We live in a country bristling with guns and bulging with bombs. And it is the armed and trained remnants of the Afghan Jihad and their linear ideological descendants that are responsible for the disorder and terrorism our country has faced. But, as we saw, the Chinese, with a many times larger problem, managed to resolve it. So did the countries of Europe, replete with former Resistance fighters after World War II. And Vietnam. And Cambodia. It seems that, where there has been even a minimal patriotic sense within the ruling groups, the urgency of sucking all surplus weaponry into governmental armouries and absorbing those trained to use it into the armed forces of the state, has been appreciated.

In Pakistan, there are at least four kinds of actors (other than the ‘legitimate’ state actors) who bear arms...and, all too frequently, use them. These, in ascending order of ferocity, are: straightforward criminals; the goons who protect VIPs, wealthy tribals, rural potentates, and urban tycoons; the armed brigades associated with political parties and movements; and the insurrectionists and terrorists lumped together under the rubric of ‘Islamic militants’.

A Mujahideen fighter aims an FIM-92 Stinger missile at passing aircraft, Afghanistan, 1988

Starting with the first of these, all societies have their criminal underworlds and Pakistan, too, is richly endowed with such. Whether Karachi’s car and cell-phone snatchers, the dharels of interior Sindh, the badmaashes of Punjab, ordinary murderers, or the drug peddlers universal in our pious country, there is a colourful variety of armed lawbreakers in our cities and villages.

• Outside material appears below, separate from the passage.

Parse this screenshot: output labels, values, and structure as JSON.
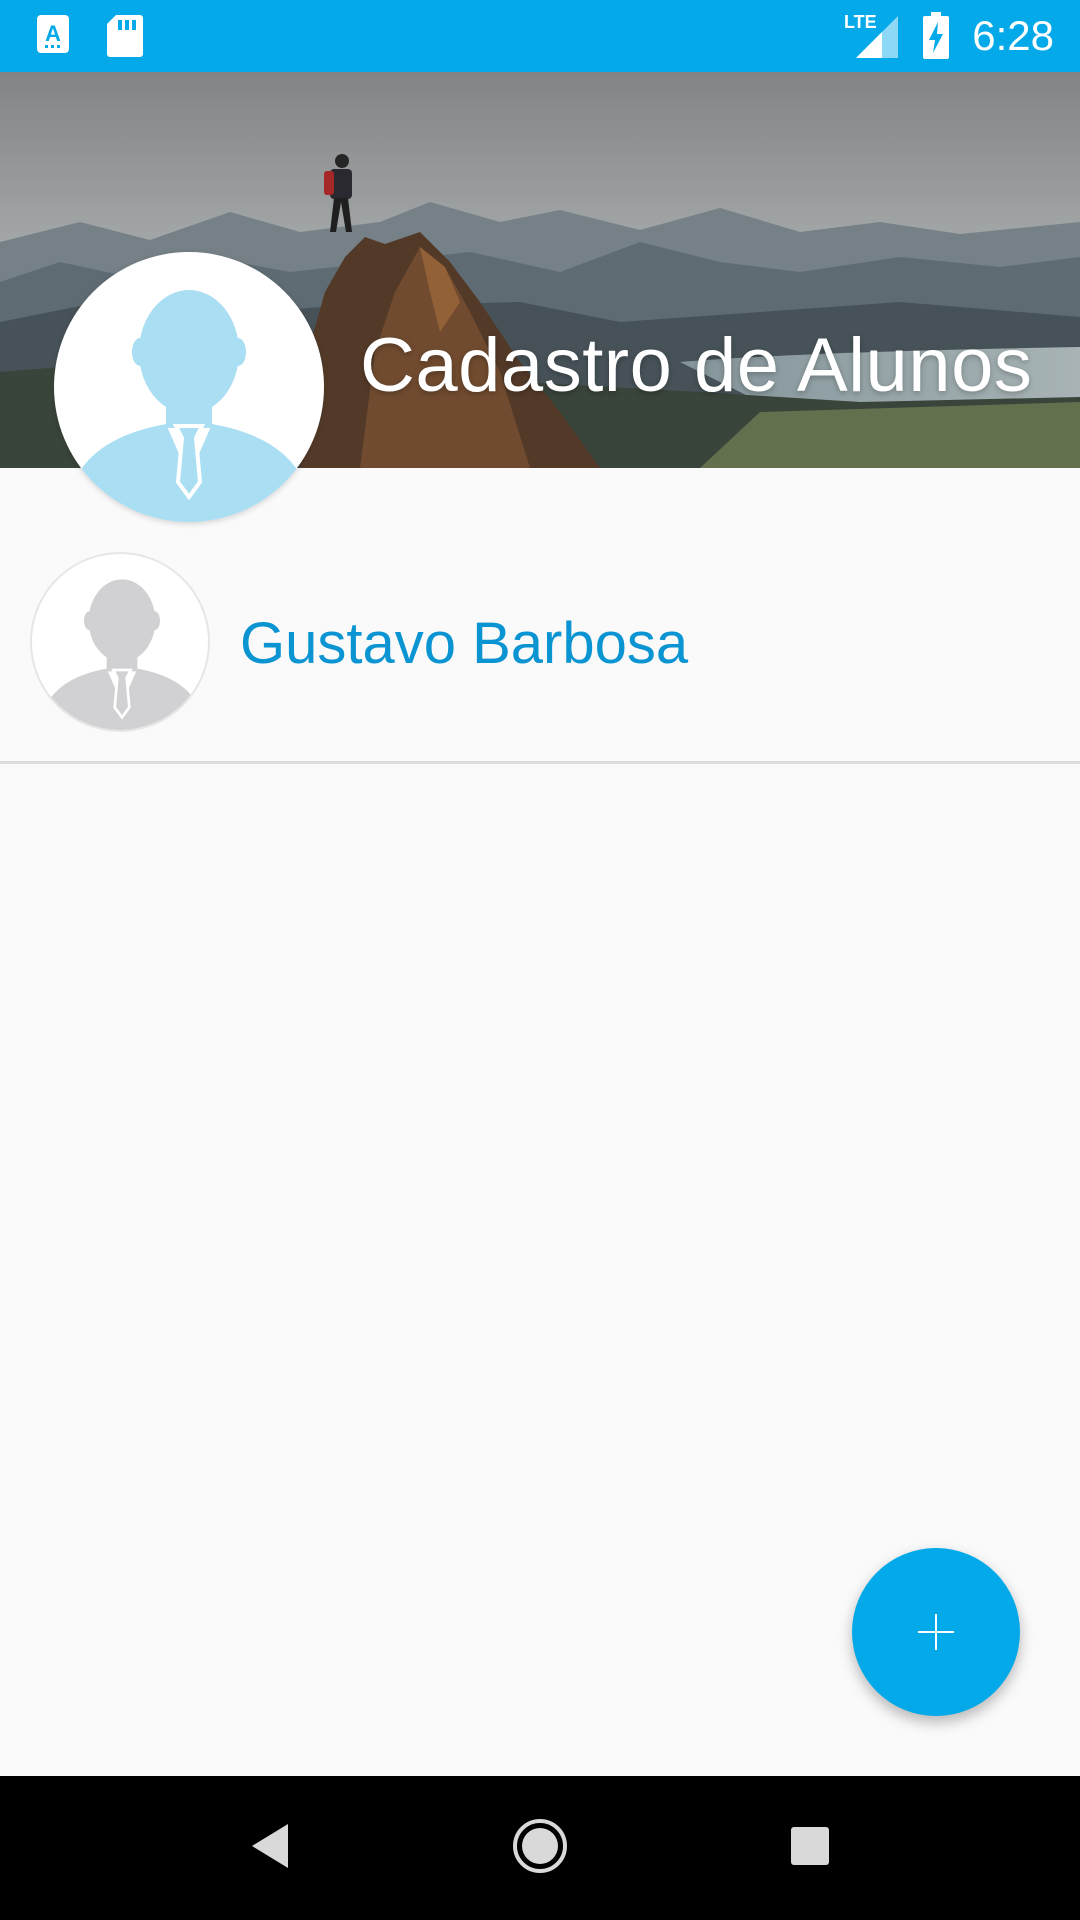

The point is that crime pays (or not) everywhere in the world. And everywhere criminals are organised and armed — none more so, perhaps, than the US or Colombian criminal syndicates. But the US and Colombia and Italy and all the other countries with armed criminal gangs are in no way threatened with state ‘failure’ or social collapse. Does the existence of gangs of ordinary criminals, however well armed and organised, erode the foundations of a society or a state? It does not. Nor do the squads of ‘body guards’ that follow certain rich and powerful individuals.

But, in Pakistan, beyond these, there are much more deadly entities. I refer to the armed militias or bands maintained by political parties. It is not my intention here to pillory any specific party, or its corresponding students’ organisation or armed phalanx, for maintaining bands of so-called bodyguards. Let us merely accept that the practice exists, that it is by no means a new practice (even in pre-Partition India, there were the Calcutta Muslim League, the Hindu RSS, the Sikh Akali Dal, the Khaksar Tehrik) and that official/ elite support renders the police helpless before such entities.

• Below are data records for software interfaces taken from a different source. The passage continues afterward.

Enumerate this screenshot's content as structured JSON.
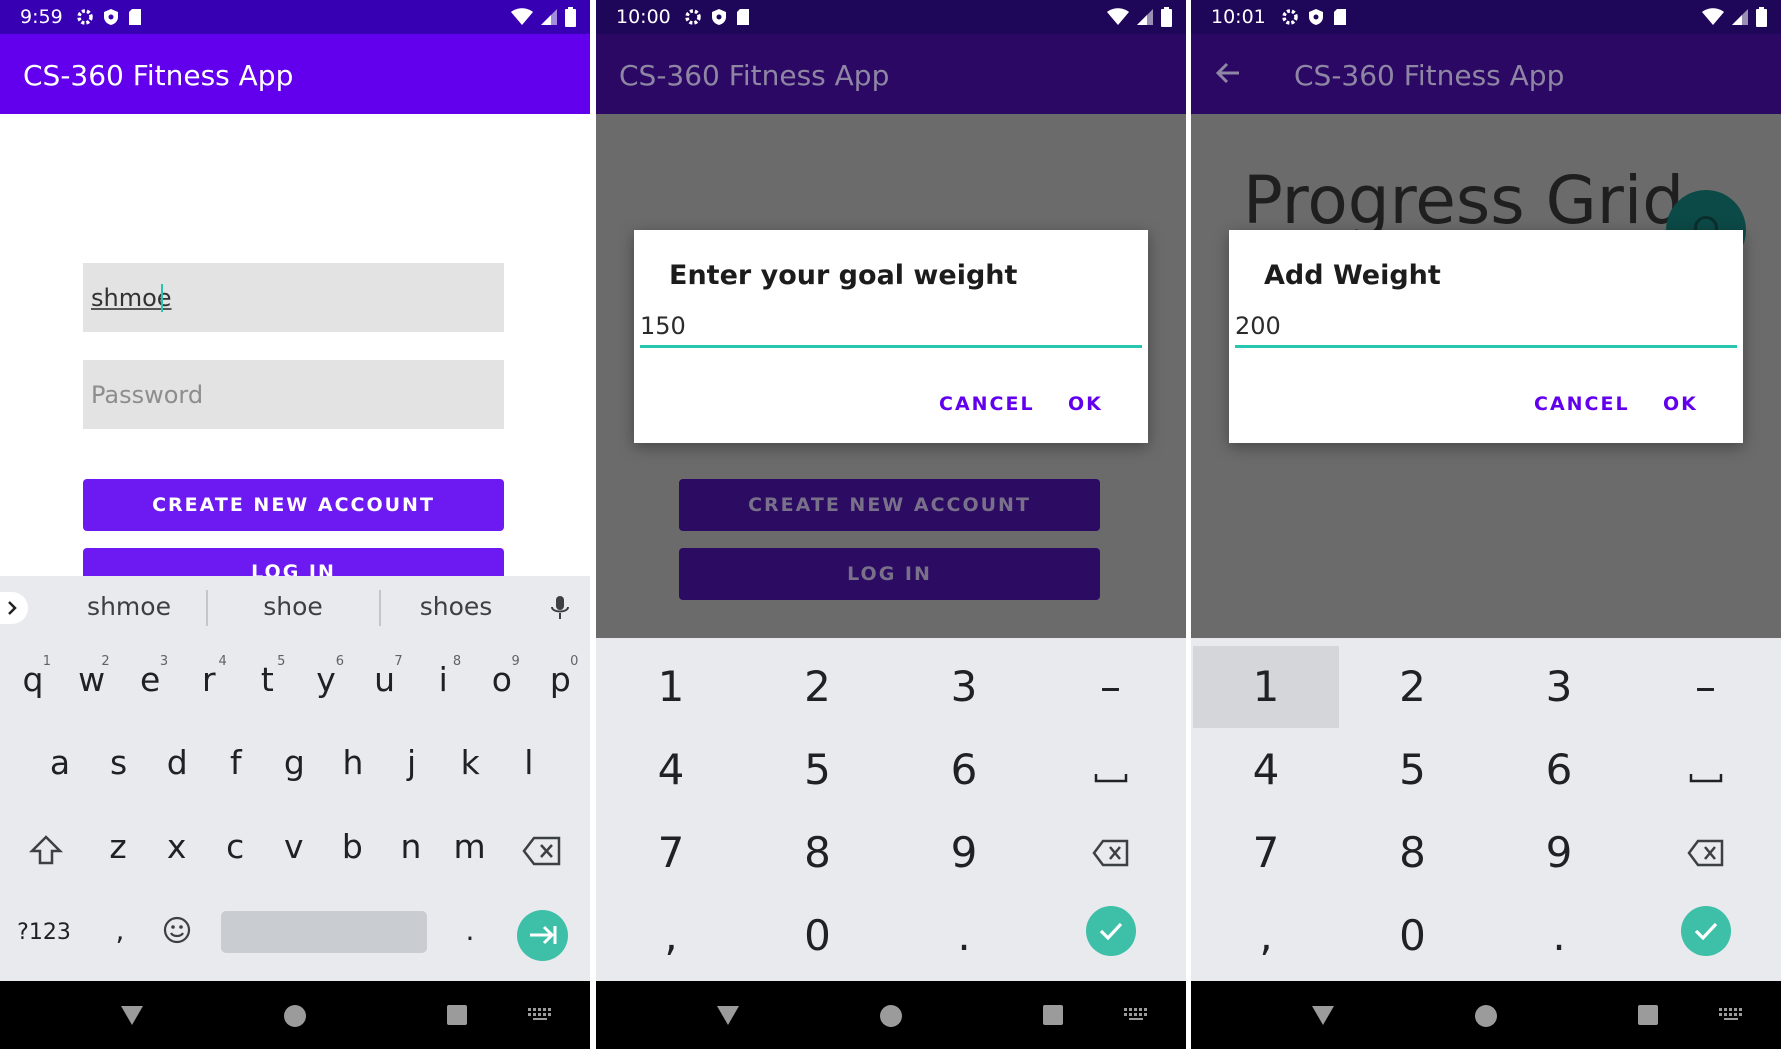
{
  "app_title": "CS-360 Fitness App",
  "colors": {
    "primary": "#6200ee",
    "status_bar": "#3700b3",
    "accent": "#26c6b1"
  },
  "screen1": {
    "time": "9:59",
    "username_value": "shmoe",
    "password_placeholder": "Password",
    "create_account_label": "CREATE NEW ACCOUNT",
    "login_label": "LOG IN",
    "suggestions": [
      "shmoe",
      "shoe",
      "shoes"
    ],
    "row1": [
      {
        "k": "q",
        "n": "1"
      },
      {
        "k": "w",
        "n": "2"
      },
      {
        "k": "e",
        "n": "3"
      },
      {
        "k": "r",
        "n": "4"
      },
      {
        "k": "t",
        "n": "5"
      },
      {
        "k": "y",
        "n": "6"
      },
      {
        "k": "u",
        "n": "7"
      },
      {
        "k": "i",
        "n": "8"
      },
      {
        "k": "o",
        "n": "9"
      },
      {
        "k": "p",
        "n": "0"
      }
    ],
    "row2": [
      "a",
      "s",
      "d",
      "f",
      "g",
      "h",
      "j",
      "k",
      "l"
    ],
    "row3": [
      "z",
      "x",
      "c",
      "v",
      "b",
      "n",
      "m"
    ],
    "symbols_key": "?123",
    "comma_key": ",",
    "period_key": "."
  },
  "screen2": {
    "time": "10:00",
    "dialog_title": "Enter your goal weight",
    "dialog_value": "150",
    "cancel_label": "CANCEL",
    "ok_label": "OK",
    "create_account_label": "CREATE NEW ACCOUNT",
    "login_label": "LOG IN"
  },
  "screen3": {
    "time": "10:01",
    "page_title": "Progress Grid",
    "dialog_title": "Add Weight",
    "dialog_value": "200",
    "cancel_label": "CANCEL",
    "ok_label": "OK"
  },
  "numpad_keys": [
    "1",
    "2",
    "3",
    "–",
    "4",
    "5",
    "6",
    "␣",
    "7",
    "8",
    "9",
    "⌫",
    ",",
    "0",
    ".",
    "✓"
  ],
  "icons": [
    "settings-icon",
    "shield-icon",
    "sd-card-icon",
    "wifi-icon",
    "signal-icon",
    "battery-icon",
    "back-arrow-icon",
    "mic-icon",
    "shift-icon",
    "backspace-icon",
    "emoji-icon",
    "check-icon",
    "nav-back-icon",
    "nav-home-icon",
    "nav-recents-icon",
    "keyboard-switch-icon"
  ]
}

What can the inadequate numbers of our ill-organised, poorly trained, poorly armed police force do to stem the tide of violence perpetrated by the armed thugs of such political entities as the Mutahidda, the Haqiqi, the Jamiat-i-Tuleba, the Punjabi-Pakhtoon Ittehad, the PPP, the JSM, the BSM, and so on? These entities, sometimes exceedingly well armed, were extensions of political parties and sought to protect or further their political programmes. And, of course, they had the open backing of one or the other elite group – whether political, ethnic or religious.

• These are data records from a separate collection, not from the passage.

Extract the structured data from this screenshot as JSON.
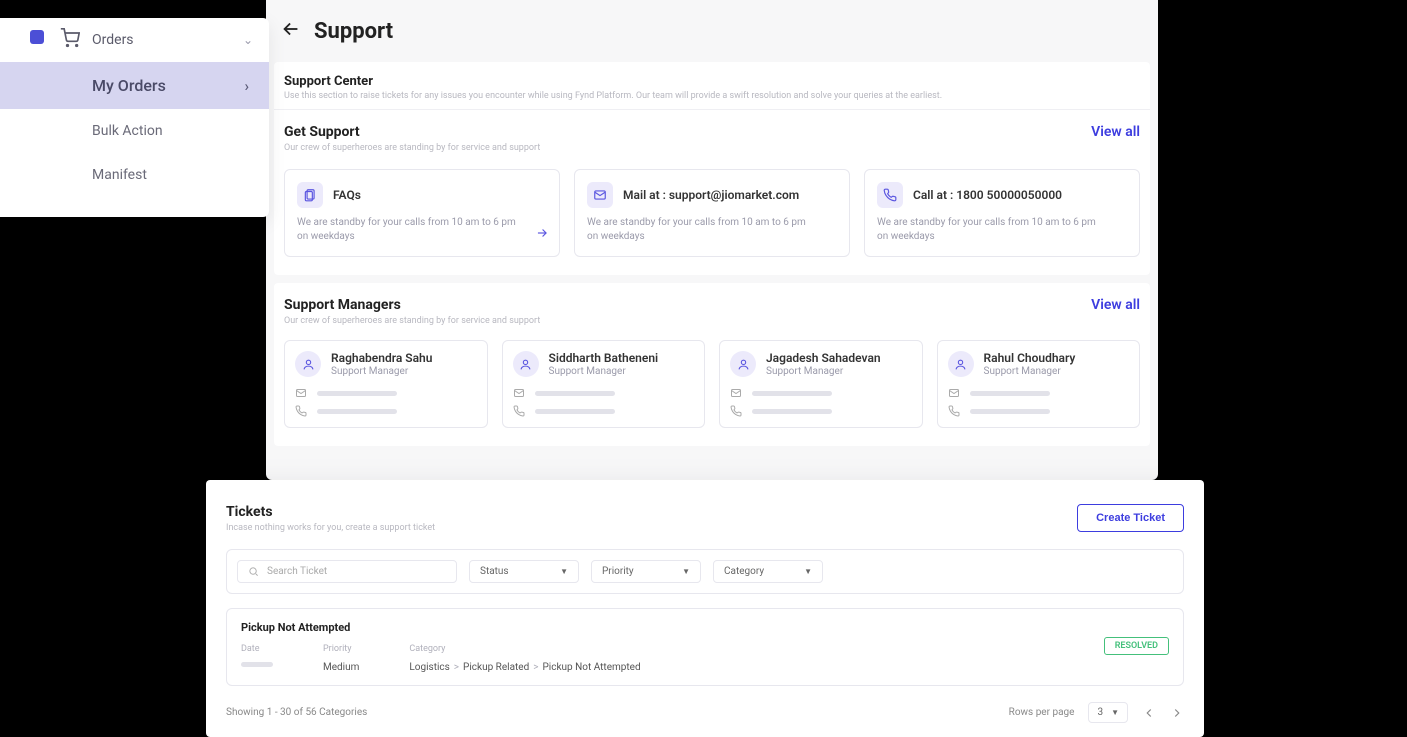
{
  "sidebar": {
    "top_label": "Orders",
    "items": [
      {
        "label": "My Orders",
        "active": true
      },
      {
        "label": "Bulk Action",
        "active": false
      },
      {
        "label": "Manifest",
        "active": false
      }
    ]
  },
  "header": {
    "title": "Support"
  },
  "support_center": {
    "title": "Support Center",
    "subtitle": "Use this section to raise tickets for any issues you encounter while using Fynd Platform. Our team will provide a swift resolution and solve your queries at the earliest."
  },
  "get_support": {
    "title": "Get Support",
    "subtitle": "Our crew of superheroes are standing by  for service and support",
    "view_all": "View all",
    "cards": [
      {
        "title": "FAQs",
        "body": "We are standby for your calls from 10 am to 6 pm on weekdays",
        "icon": "faq",
        "arrow": true
      },
      {
        "title": "Mail at : support@jiomarket.com",
        "body": "We are standby for your calls from 10 am to 6 pm on weekdays",
        "icon": "mail",
        "arrow": false
      },
      {
        "title": "Call at : 1800 50000050000",
        "body": "We are standby for your calls from 10 am to 6 pm on weekdays",
        "icon": "phone",
        "arrow": false
      }
    ]
  },
  "managers": {
    "title": "Support Managers",
    "subtitle": "Our crew of superheroes are standing by  for service and support",
    "view_all": "View all",
    "items": [
      {
        "name": "Raghabendra Sahu",
        "role": "Support Manager"
      },
      {
        "name": "Siddharth Batheneni",
        "role": "Support Manager"
      },
      {
        "name": "Jagadesh Sahadevan",
        "role": "Support Manager"
      },
      {
        "name": "Rahul Choudhary",
        "role": "Support Manager"
      }
    ]
  },
  "tickets": {
    "title": "Tickets",
    "subtitle": "Incase nothing works for you, create a support ticket",
    "create_label": "Create Ticket",
    "search_placeholder": "Search Ticket",
    "filters": {
      "status": "Status",
      "priority": "Priority",
      "category": "Category"
    },
    "ticket": {
      "title": "Pickup Not Attempted",
      "date_label": "Date",
      "priority_label": "Priority",
      "priority_value": "Medium",
      "category_label": "Category",
      "category_path": [
        "Logistics",
        "Pickup Related",
        "Pickup Not Attempted"
      ],
      "status": "RESOLVED"
    },
    "footer": {
      "showing": "Showing 1 - 30 of 56 Categories",
      "rows_label": "Rows per page",
      "rows_value": "3"
    }
  }
}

Thus, as we see, the proliferation and arming of certain political groups — most prominently in the 1980s (those dark years again!), but prevalent before and continuing thereafter — and the Establishment’s failure to adequately confront them, is where the serious destabilisation of Pakistani society began.

But the Evil of the Eighties did not end there. It was a short step from there to the creation of the large-scale militias of armed ‘Islamic’ militants, against whom the Pakistan Army has been fighting for the last few years in a desperate battle for our very survival as a society and state.

The step of enabling them was taken by the ruling elite in the 1980s. That even our later civil and military establishments continued for a long time to turn a blind eye to the barbaric treason of the insurrectionists, and that their fellow travellers elsewhere in the country still remain active and capable of putting up a fight today, passes astonishment...